Around 60% of the bits that go into making a "British" car are imported from elsewhere in the EU, and around half of the finished products are exported to other EU countries. But the prevalence of "value chains" in modern manufacturing means new customs barriers are the last thing anyone needs.

They don’t make life impossible: but they do cost money. And that can mean the difference between the success and failure of an industrial project.

And it is a particularly important part of assessing future investments: will the costs of new customs barriers be offset by any other regulatory changes the UK may make? Or will those regulatory changes further isolate British manufactured products from their main EU market?

And that’s before we mention the impact of tariffs - estimated by the UK Society of Motor Manufacturers and Traders to add £4.5bn to the costs of UK-made vehicles a year.

So far the British response to the problems caused by any new customs barriers that will result from leaving the EU Customs Union has been "technological solutions" that are, to say the very least, vague.

Effectively it relies on an undeveloped technology being procured by the UK (and adjoining states - presumably under EU tendering rules), tested and deployed in time for the end of the transition period.

You don’t need to know that much about large-scale government IT procurement projects to feel rather uncomfortable about this one.

For Brexiteers, the big selling point for leaving the EU customs union is that it would enable Britain to cut its own trade deals, outside the Common Commercial Policy. The only problem is that almost all of the economic studies show that the gains of an independent UK trade policy would not outweigh the losses from being outside the EU customs union, or the even greater gains of being in the EU single market.

To minimise damage to the UK’s own economy (and coincidentally the Irish economy) the focus of the "future relationship" appears to be shifting in favour of "a" customs union - something that allows Mrs May to say she has kept the "red line" of leaving the EU customs union, but which in effect is the same as staying in "the" EU customs union.

This may mean something similar to the EU-Turkey customs union, which avoids the need for most physical checks at the frontier. It does entail paperwork, as Turkey is a third country, so, for example, rule of origin documentation has to be done. But this can be done by adding it to the existing computer based customs and revenue systems that handle trade inside the EU single market now (freight movements have to be accounted for in the VAT system).

The question is how the British government (or more specifically Prime Minster May) sells this idea. Does she follow Taylor’s "managed surrender" model, or go for a confrontation with the hardline Brexiters?

As the clock counts down, the British are running out of time to have both an internal argument and a negotiated Brexit settlement.

The view is gaining ground that the British want a Brexit at almost any price. This is why there has been so little pushback to the "managed surrender" path of Theresa May: every "surrender" is accompanied by steps that get the UK closer to being a former member state of the EU.

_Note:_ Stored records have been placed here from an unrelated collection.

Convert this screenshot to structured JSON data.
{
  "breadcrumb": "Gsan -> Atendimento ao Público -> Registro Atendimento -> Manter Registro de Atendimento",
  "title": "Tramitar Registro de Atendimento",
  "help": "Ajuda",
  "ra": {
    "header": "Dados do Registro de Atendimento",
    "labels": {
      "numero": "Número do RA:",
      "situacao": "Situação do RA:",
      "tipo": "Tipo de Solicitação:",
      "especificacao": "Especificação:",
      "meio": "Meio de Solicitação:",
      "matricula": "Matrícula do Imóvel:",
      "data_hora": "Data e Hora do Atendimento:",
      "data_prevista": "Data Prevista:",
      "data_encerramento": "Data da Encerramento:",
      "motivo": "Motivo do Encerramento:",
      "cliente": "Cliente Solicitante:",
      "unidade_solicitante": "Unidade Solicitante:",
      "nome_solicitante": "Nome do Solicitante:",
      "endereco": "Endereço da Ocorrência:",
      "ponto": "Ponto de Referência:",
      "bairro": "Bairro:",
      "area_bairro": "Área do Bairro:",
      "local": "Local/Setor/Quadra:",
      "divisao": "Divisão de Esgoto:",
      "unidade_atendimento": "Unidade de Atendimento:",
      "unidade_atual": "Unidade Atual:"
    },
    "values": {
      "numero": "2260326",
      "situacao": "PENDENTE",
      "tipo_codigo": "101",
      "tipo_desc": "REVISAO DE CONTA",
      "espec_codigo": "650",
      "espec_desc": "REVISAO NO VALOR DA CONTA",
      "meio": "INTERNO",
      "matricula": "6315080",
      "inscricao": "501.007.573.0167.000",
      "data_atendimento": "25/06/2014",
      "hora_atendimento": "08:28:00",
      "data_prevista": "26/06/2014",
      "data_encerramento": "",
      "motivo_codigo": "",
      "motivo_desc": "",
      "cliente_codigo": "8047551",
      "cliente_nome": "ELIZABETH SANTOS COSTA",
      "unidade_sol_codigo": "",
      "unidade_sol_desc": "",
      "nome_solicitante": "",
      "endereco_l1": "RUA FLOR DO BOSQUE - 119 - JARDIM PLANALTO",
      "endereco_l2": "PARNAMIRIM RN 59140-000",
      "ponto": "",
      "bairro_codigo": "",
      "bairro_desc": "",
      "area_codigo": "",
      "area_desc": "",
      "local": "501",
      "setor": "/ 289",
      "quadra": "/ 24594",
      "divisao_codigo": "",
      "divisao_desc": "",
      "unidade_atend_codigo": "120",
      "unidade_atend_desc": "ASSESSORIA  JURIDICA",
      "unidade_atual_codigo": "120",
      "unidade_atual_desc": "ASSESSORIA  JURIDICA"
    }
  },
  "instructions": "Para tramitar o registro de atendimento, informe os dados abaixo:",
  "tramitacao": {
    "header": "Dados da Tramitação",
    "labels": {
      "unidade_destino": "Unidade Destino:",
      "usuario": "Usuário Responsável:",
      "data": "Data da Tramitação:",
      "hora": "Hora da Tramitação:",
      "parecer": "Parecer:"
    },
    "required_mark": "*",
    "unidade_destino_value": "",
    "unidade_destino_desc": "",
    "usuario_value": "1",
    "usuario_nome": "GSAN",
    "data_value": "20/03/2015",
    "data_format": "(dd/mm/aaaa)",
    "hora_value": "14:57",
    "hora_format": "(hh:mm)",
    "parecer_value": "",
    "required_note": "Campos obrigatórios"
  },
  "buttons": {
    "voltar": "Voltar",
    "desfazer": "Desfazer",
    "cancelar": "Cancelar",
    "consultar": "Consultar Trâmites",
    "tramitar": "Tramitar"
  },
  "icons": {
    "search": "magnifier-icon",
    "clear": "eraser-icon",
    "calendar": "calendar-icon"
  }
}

The Financial Times has reported that the hardline Brexiteers have decided not to fight every change in Brexit policy in favour of saving their powder for one big autumn battle over Customs Union policy.

Is it a sensible policy to conserve political resources, or bluster to cover up a busted flush? Where is the much vaunted House of Commons majority, and is it capable of asserting itself on the customs union issue? Only time will tell.

If the political and economic demands of Ireland are to be met, along with the economic demands of Wales and Scotland, and pretty much the entirety of UK exporting and importing businesses, and the other EU states that do significant business with the UK, then the minimum viable solution is to be found in a customs union between the UK and EU.

The managed surrender bit is giving up on the notion that the UK will be able to cut significant trade deals on its own.

This is the British political row to watch as spring turns to summer.